Start of EXCERPTED RECORDS

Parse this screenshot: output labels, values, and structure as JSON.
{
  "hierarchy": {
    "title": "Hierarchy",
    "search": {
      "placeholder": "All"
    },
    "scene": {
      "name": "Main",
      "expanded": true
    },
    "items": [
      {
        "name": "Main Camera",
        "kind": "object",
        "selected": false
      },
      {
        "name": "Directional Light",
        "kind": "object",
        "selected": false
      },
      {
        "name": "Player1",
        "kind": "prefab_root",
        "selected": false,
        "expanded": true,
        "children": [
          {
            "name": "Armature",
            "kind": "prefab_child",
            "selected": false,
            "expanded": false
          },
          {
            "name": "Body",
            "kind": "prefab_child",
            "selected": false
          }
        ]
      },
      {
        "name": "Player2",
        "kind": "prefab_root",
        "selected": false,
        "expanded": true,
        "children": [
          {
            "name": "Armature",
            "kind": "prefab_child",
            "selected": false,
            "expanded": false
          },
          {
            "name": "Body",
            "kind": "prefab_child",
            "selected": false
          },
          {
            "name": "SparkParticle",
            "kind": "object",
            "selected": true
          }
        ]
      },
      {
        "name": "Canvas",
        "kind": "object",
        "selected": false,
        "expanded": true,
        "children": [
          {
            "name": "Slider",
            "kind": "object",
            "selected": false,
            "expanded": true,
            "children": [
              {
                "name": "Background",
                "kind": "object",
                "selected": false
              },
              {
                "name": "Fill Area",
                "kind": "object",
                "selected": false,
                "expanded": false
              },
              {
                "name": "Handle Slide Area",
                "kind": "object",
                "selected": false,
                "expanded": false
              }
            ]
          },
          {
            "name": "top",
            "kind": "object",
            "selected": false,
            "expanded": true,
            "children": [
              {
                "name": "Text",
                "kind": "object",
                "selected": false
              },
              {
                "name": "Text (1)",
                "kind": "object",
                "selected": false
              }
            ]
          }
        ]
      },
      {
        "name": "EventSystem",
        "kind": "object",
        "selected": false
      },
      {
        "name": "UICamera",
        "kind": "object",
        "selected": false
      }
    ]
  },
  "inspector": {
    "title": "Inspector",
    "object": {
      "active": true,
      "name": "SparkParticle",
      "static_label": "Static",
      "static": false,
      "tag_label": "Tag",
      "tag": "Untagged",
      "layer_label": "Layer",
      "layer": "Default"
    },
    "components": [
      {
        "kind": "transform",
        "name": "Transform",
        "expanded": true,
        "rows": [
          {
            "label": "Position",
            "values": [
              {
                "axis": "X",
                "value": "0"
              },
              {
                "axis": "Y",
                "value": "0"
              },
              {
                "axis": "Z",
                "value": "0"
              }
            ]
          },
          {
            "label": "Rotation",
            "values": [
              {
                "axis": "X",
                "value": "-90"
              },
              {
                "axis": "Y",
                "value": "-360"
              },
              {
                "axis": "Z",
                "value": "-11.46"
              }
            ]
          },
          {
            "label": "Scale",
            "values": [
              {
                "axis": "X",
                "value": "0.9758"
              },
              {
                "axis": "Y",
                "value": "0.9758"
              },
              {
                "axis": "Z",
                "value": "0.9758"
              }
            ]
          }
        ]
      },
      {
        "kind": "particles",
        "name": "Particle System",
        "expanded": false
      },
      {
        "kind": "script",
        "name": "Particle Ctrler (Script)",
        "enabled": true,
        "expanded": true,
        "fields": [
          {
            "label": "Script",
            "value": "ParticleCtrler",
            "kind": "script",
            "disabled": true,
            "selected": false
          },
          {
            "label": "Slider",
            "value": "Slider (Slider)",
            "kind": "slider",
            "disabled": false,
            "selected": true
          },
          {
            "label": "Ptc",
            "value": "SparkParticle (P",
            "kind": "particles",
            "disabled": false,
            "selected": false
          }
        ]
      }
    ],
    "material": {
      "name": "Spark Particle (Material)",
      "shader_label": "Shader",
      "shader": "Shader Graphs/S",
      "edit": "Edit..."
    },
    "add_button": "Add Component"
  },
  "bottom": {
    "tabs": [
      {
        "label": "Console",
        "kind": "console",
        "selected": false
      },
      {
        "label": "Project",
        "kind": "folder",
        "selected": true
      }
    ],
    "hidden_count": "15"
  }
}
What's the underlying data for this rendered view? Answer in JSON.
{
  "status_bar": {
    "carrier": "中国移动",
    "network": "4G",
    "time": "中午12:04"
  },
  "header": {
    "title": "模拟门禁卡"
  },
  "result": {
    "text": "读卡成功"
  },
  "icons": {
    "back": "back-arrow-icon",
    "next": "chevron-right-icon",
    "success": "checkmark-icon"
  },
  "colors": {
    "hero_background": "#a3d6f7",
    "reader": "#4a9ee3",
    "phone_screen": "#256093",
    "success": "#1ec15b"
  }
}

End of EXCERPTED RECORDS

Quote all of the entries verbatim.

Parse this screenshot: output labels, values, and structure as JSON.
{
  "hierarchy": {
    "title": "Hierarchy",
    "search": {
      "placeholder": "All"
    },
    "scene": {
      "name": "Main",
      "expanded": true
    },
    "items": [
      {
        "name": "Main Camera",
        "kind": "object",
        "selected": false
      },
      {
        "name": "Directional Light",
        "kind": "object",
        "selected": false
      },
      {
        "name": "Player1",
        "kind": "prefab_root",
        "selected": false,
        "expanded": true,
        "children": [
          {
            "name": "Armature",
            "kind": "prefab_child",
            "selected": false,
            "expanded": false
          },
          {
            "name": "Body",
            "kind": "prefab_child",
            "selected": false
          }
        ]
      },
      {
        "name": "Player2",
        "kind": "prefab_root",
        "selected": false,
        "expanded": true,
        "children": [
          {
            "name": "Armature",
            "kind": "prefab_child",
            "selected": false,
            "expanded": false
          },
          {
            "name": "Body",
            "kind": "prefab_child",
            "selected": false
          },
          {
            "name": "SparkParticle",
            "kind": "object",
            "selected": true
          }
        ]
      },
      {
        "name": "Canvas",
        "kind": "object",
        "selected": false,
        "expanded": true,
        "children": [
          {
            "name": "Slider",
            "kind": "object",
            "selected": false,
            "expanded": true,
            "children": [
              {
                "name": "Background",
                "kind": "object",
                "selected": false
              },
              {
                "name": "Fill Area",
                "kind": "object",
                "selected": false,
                "expanded": false
              },
              {
                "name": "Handle Slide Area",
                "kind": "object",
                "selected": false,
                "expanded": false
              }
            ]
          },
          {
            "name": "top",
            "kind": "object",
            "selected": false,
            "expanded": true,
            "children": [
              {
                "name": "Text",
                "kind": "object",
                "selected": false
              },
              {
                "name": "Text (1)",
                "kind": "object",
                "selected": false
              }
            ]
          }
        ]
      },
      {
        "name": "EventSystem",
        "kind": "object",
        "selected": false
      },
      {
        "name": "UICamera",
        "kind": "object",
        "selected": false
      }
    ]
  },
  "inspector": {
    "title": "Inspector",
    "object": {
      "active": true,
      "name": "SparkParticle",
      "static_label": "Static",
      "static": false,
      "tag_label": "Tag",
      "tag": "Untagged",
      "layer_label": "Layer",
      "layer": "Default"
    },
    "components": [
      {
        "kind": "transform",
        "name": "Transform",
        "expanded": true,
        "rows": [
          {
            "label": "Position",
            "values": [
              {
                "axis": "X",
                "value": "0"
              },
              {
                "axis": "Y",
                "value": "0"
              },
              {
                "axis": "Z",
                "value": "0"
              }
            ]
          },
          {
            "label": "Rotation",
            "values": [
              {
                "axis": "X",
                "value": "-90"
              },
              {
                "axis": "Y",
                "value": "-360"
              },
              {
                "axis": "Z",
                "value": "-11.46"
              }
            ]
          },
          {
            "label": "Scale",
            "values": [
              {
                "axis": "X",
                "value": "0.9758"
              },
              {
                "axis": "Y",
                "value": "0.9758"
              },
              {
                "axis": "Z",
                "value": "0.9758"
              }
            ]
          }
        ]
      },
      {
        "kind": "particles",
        "name": "Particle System",
        "expanded": false
      },
      {
        "kind": "script",
        "name": "Particle Ctrler (Script)",
        "enabled": true,
        "expanded": true,
        "fields": [
          {
            "label": "Script",
            "value": "ParticleCtrler",
            "kind": "script",
            "disabled": true,
            "selected": false
          },
          {
            "label": "Slider",
            "value": "Slider (Slider)",
            "kind": "slider",
            "disabled": false,
            "selected": true
          },
          {
            "label": "Ptc",
            "value": "SparkParticle (P",
            "kind": "particles",
            "disabled": false,
            "selected": false
          }
        ]
      }
    ],
    "material": {
      "name": "Spark Particle (Material)",
      "shader_label": "Shader",
      "shader": "Shader Graphs/S",
      "edit": "Edit..."
    },
    "add_button": "Add Component"
  },
  "bottom": {
    "tabs": [
      {
        "label": "Console",
        "kind": "console",
        "selected": false
      },
      {
        "label": "Project",
        "kind": "folder",
        "selected": true
      }
    ],
    "hidden_count": "15"
  }
}
What's the underlying data for this rendered view? Answer in JSON.
{
  "status_bar": {
    "carrier": "中国移动",
    "network": "4G",
    "time": "中午12:04"
  },
  "header": {
    "title": "模拟门禁卡"
  },
  "result": {
    "text": "读卡成功"
  },
  "icons": {
    "back": "back-arrow-icon",
    "next": "chevron-right-icon",
    "success": "checkmark-icon"
  },
  "colors": {
    "hero_background": "#a3d6f7",
    "reader": "#4a9ee3",
    "phone_screen": "#256093",
    "success": "#1ec15b"
  }
}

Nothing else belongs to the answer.